> _TRY IT_:
From the entries below, copy each line in which the word "size" occurs.
..........
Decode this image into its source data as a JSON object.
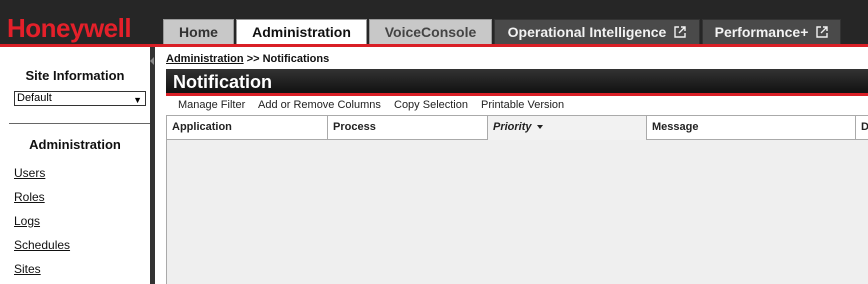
{
  "brand": {
    "logo_text": "Honeywell",
    "accent_color": "#d91f26"
  },
  "nav": {
    "tabs": [
      {
        "label": "Home"
      },
      {
        "label": "Administration",
        "active": true
      },
      {
        "label": "VoiceConsole"
      },
      {
        "label": "Operational Intelligence",
        "icon": "external-link-icon"
      },
      {
        "label": "Performance+",
        "icon": "external-link-icon"
      }
    ]
  },
  "sidebar": {
    "site_title": "Site Information",
    "site_select_value": "Default",
    "admin_title": "Administration",
    "links": [
      "Users",
      "Roles",
      "Logs",
      "Schedules",
      "Sites"
    ]
  },
  "breadcrumb": {
    "link": "Administration",
    "separator": ">>",
    "current": "Notifications"
  },
  "page": {
    "title": "Notification"
  },
  "toolbar": {
    "items": [
      "Manage Filter",
      "Add or Remove Columns",
      "Copy Selection",
      "Printable Version"
    ]
  },
  "grid": {
    "columns": [
      "Application",
      "Process",
      "Priority",
      "Message",
      "D"
    ],
    "sorted_column": "Priority",
    "sort_direction": "descending"
  }
}
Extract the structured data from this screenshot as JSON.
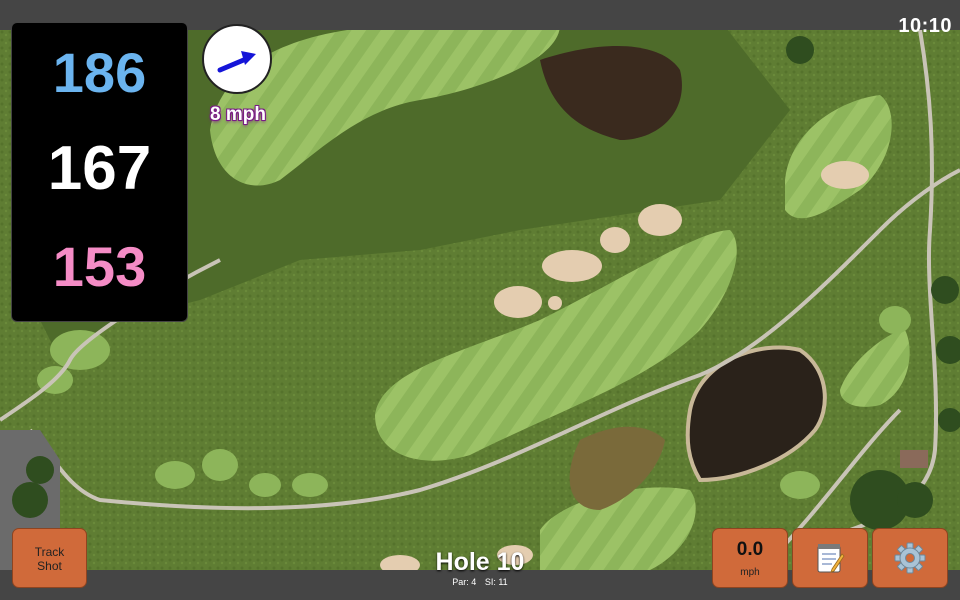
{
  "status_bar": {
    "time": "10:10"
  },
  "distances": {
    "back": {
      "value": "186",
      "color": "#6bb4ef"
    },
    "middle": {
      "value": "167",
      "color": "#ffffff"
    },
    "front": {
      "value": "153",
      "color": "#f58cc6"
    }
  },
  "wind": {
    "icon": "wind-direction-arrow-icon",
    "speed": "8 mph",
    "arrow_color": "#1515d8"
  },
  "hole": {
    "title": "Hole 10",
    "par": "Par: 4",
    "stroke_index": "SI: 11"
  },
  "buttons": {
    "track_shot": {
      "line1": "Track",
      "line2": "Shot"
    },
    "speed": {
      "value": "0.0",
      "unit": "mph"
    },
    "notes": {
      "icon": "notepad-icon"
    },
    "settings": {
      "icon": "gear-icon"
    },
    "accent": "#d06a3a"
  },
  "map": {
    "type": "satellite-golf-course"
  }
}
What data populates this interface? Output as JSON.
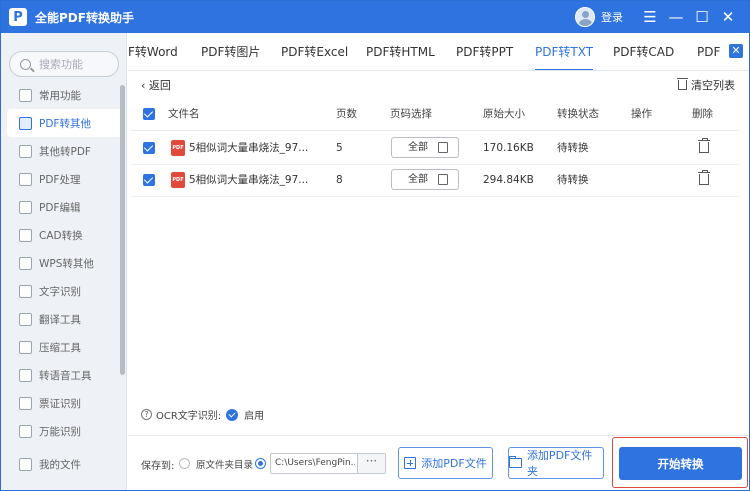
{
  "app": {
    "title": "全能PDF转换助手",
    "logo_letter": "P",
    "login": "登录"
  },
  "window": {
    "menu_glyph": "☰",
    "minimize_glyph": "—",
    "maximize_glyph": "☐",
    "close_glyph": "✕"
  },
  "sidebar": {
    "search_placeholder": "搜索功能",
    "items": [
      {
        "label": "常用功能"
      },
      {
        "label": "PDF转其他"
      },
      {
        "label": "其他转PDF"
      },
      {
        "label": "PDF处理"
      },
      {
        "label": "PDF编辑"
      },
      {
        "label": "CAD转换"
      },
      {
        "label": "WPS转其他"
      },
      {
        "label": "文字识别"
      },
      {
        "label": "翻译工具"
      },
      {
        "label": "压缩工具"
      },
      {
        "label": "转语音工具"
      },
      {
        "label": "票证识别"
      },
      {
        "label": "万能识别"
      }
    ],
    "active_index": 1,
    "my_files": "我的文件"
  },
  "tabs": {
    "items": [
      "F转Word",
      "PDF转图片",
      "PDF转Excel",
      "PDF转HTML",
      "PDF转PPT",
      "PDF转TXT",
      "PDF转CAD",
      "PDF"
    ],
    "active": "PDF转TXT",
    "close_glyph": "✕"
  },
  "toolbar": {
    "back_label": "‹  返回",
    "clear_label": "清空列表"
  },
  "table": {
    "headers": {
      "filename": "文件名",
      "pages": "页数",
      "range": "页码选择",
      "size": "原始大小",
      "status": "转换状态",
      "action": "操作",
      "delete": "删除"
    },
    "rows": [
      {
        "filename": "5相似词大量串烧法_97...",
        "pages": "5",
        "range": "全部",
        "size": "170.16KB",
        "status": "待转换"
      },
      {
        "filename": "5相似词大量串烧法_97...",
        "pages": "8",
        "range": "全部",
        "size": "294.84KB",
        "status": "待转换"
      }
    ]
  },
  "ocr": {
    "label": "OCR文字识别:",
    "value": "启用"
  },
  "bottom": {
    "save_to": "保存到:",
    "option_source": "原文件夹目录",
    "path": "C:\\Users\\FengPin...",
    "path_more": "···",
    "add_pdf": "添加PDF文件",
    "add_folder": "添加PDF文件夹",
    "start": "开始转换"
  },
  "colors": {
    "accent": "#2f73e0",
    "highlight_border": "#e04a3a",
    "pdf_icon": "#e24a3b"
  }
}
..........
> _ANSWER TO THIS PROBLEM_:
      "size": "原始大小",
        "size": "170.16KB",
        "size": "294.84KB",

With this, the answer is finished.